§ Mr. Charles Kennedy
To ask the Secretary of State for Scotland if he will make a statement on his plans in respect of the Skye Bridge tolls, following his recent meeting with the Highland Council. 289W
§ Mr. Dewar
[holding answer 3 July 1997]: We have looked carefully at the full range of options for making the toll regime for the Skye Bridge fairer. In doing so we have had to take account of the fact that we inherited the contractual commitments which the previous Government had entered into with Skye Bridge Limited. Those commitments guarantee Skye Bridge Limited a specific financial return on the bridge. Therefore any action by the Government in relation to toll levels which leads to a reduction in the revenues which would flow to the company renders the Government liable to compensate the company for that reduction in revenue.
This makes affordability a key issue. Simply buying out the contract is estimated to cost around £30 million. We cannot justify that in the face of the many pressing needs for future expenditure within my public expenditure programme. Spending on education and health, for example, has a higher priority in deciding how to deploy any public expenditure which we can free up by reordering priorities or improving the efficiency of programmes.
The idea of removing tolls completely through 100 per cent. shadow tolls is no less expensive than buying out the contract. Nor in public expenditure terms does it have the effect of spreading the cost over a number of years, as people have tended to assume. The full cost of the project would be a public expenditure charge immediately because of the absence of the transfer of risk to the private sector, which is what justifies the phased public expenditure cost for DBFO roads contracts entered into before construction has begun.
We looked at the option of partial shadow tolling. However, we concluded that this was not the fairest means of alleviating the impact of tolls. We consider that the impact of the tolls is most severe on local people and others who use the bridge most frequently. We can halve the car and motorcycle tolls for frequent users for almost the same cost as would be involved in reducing tolls across the board by only 10 per cent., through partial shadow tolling.
We believe that halving the discounted tolls for cars and motorcycles paid by frequent users would be a very significant benefit. Frequent users make 40 per cent. of all car crossings at present and most of them will be inhabitants of Skye or the surrounding area. This change will produce a toll of £1.25 compared to the current discounted ticket cost of £2.51 and the current cost to casual users of £4.40 in the low season and £5.40 in the high season. At the suggestion of Highland Council, I propose that the number of crossings necessary for car and motorcycle owners to qualify for the discounted toll should be increased from 10 to 20.

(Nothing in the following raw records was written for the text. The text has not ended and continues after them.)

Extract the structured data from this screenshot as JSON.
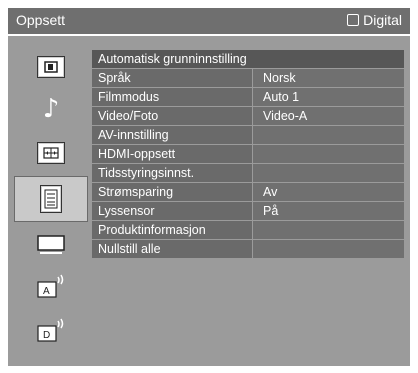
{
  "header": {
    "title": "Oppsett",
    "source_label": "Digital"
  },
  "sidebar": {
    "items": [
      {
        "name": "picture-icon",
        "glyph": "▣"
      },
      {
        "name": "sound-icon",
        "glyph": "♪"
      },
      {
        "name": "screen-icon",
        "glyph": "⊞"
      },
      {
        "name": "setup-icon",
        "glyph": "☰",
        "selected": true
      },
      {
        "name": "monitor-icon",
        "glyph": "▭"
      },
      {
        "name": "analog-antenna-icon",
        "glyph": "A"
      },
      {
        "name": "digital-antenna-icon",
        "glyph": "D"
      }
    ]
  },
  "menu": {
    "rows": [
      {
        "label": "Automatisk grunninnstilling",
        "value": ""
      },
      {
        "label": "Språk",
        "value": "Norsk"
      },
      {
        "label": "Filmmodus",
        "value": "Auto 1"
      },
      {
        "label": "Video/Foto",
        "value": "Video-A"
      },
      {
        "label": "AV-innstilling",
        "value": ""
      },
      {
        "label": "HDMI-oppsett",
        "value": ""
      },
      {
        "label": "Tidsstyringsinnst.",
        "value": ""
      },
      {
        "label": "Strømsparing",
        "value": "Av"
      },
      {
        "label": "Lyssensor",
        "value": "På"
      },
      {
        "label": "Produktinformasjon",
        "value": ""
      },
      {
        "label": "Nullstill alle",
        "value": ""
      }
    ]
  }
}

Highland Council put to me the case for some reduction in tolls for commercial vehicles. I looked very carefully at several options which they put to me and concluded that, since over 70 per cent. of commercial vehicles take advantage of discounted tolls at present, I should focus any reduction on these tolls as I have done for car users. A reduction of 25 per cent. in discounted tolls for large heavy goods vehicles will reduce the cost of each crossing by £6.32, from £25.27 to £18.95, which should produce very substantial cumulative benefits to the businesses 290W concerned. I hope this will benefit the local economy either through the effect on consumer prices or by helping companies retain or increase employment.
Highland Council also made a case for a reduction in the toll for service buses, and I have decided to reduce the discounted toll for these by 25 per cent. from £15.27 to £11.45. This should enable bus operators to reduce fares and will, I hope, encourage the use of public transport.

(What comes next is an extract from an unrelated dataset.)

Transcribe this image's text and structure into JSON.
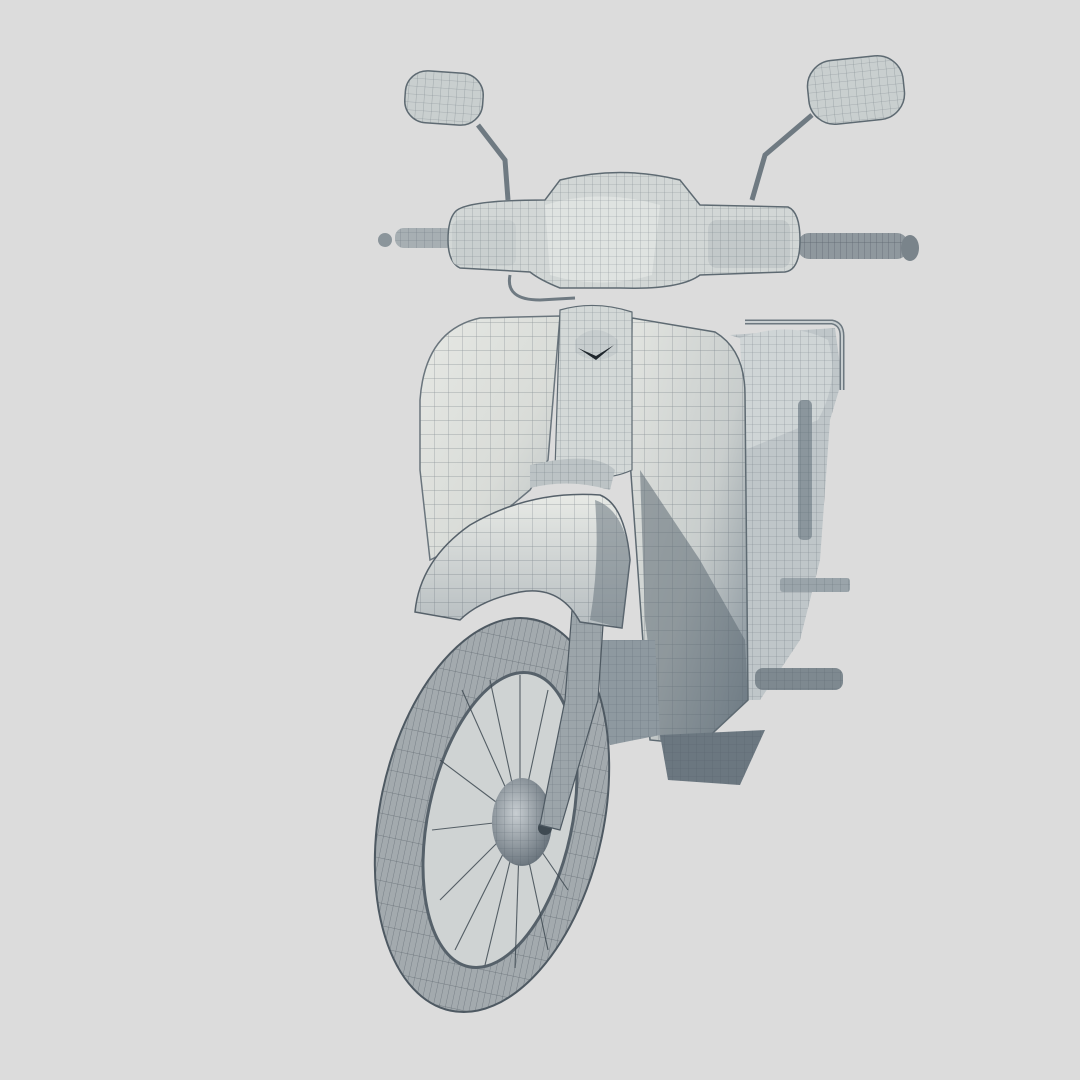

I wish to assist the health of the local economy. The changes in tolls which I propose to make are likely to cost me a very substantial amount of money over the life of the contract. That will be matched by savings to bridge users, who will be free to spend that money in other ways. Since the benefits will be concentrated on local people, as a result of the approach which I have chosen, the extra spending power is more likely to flow to the local economy.
My officials are now in discussion with Skye Bridge Ltd. to agree the precise details and the arrangements to ensure that the effect of these changes on the Companys revenue is neutral. The timing of these changes will depend partly on the need to promote a variation to the Toll Order, which will have to he approved by Parliament, and on the need to complete the discussions with the Company. They will, however, be implemented as early as practicable.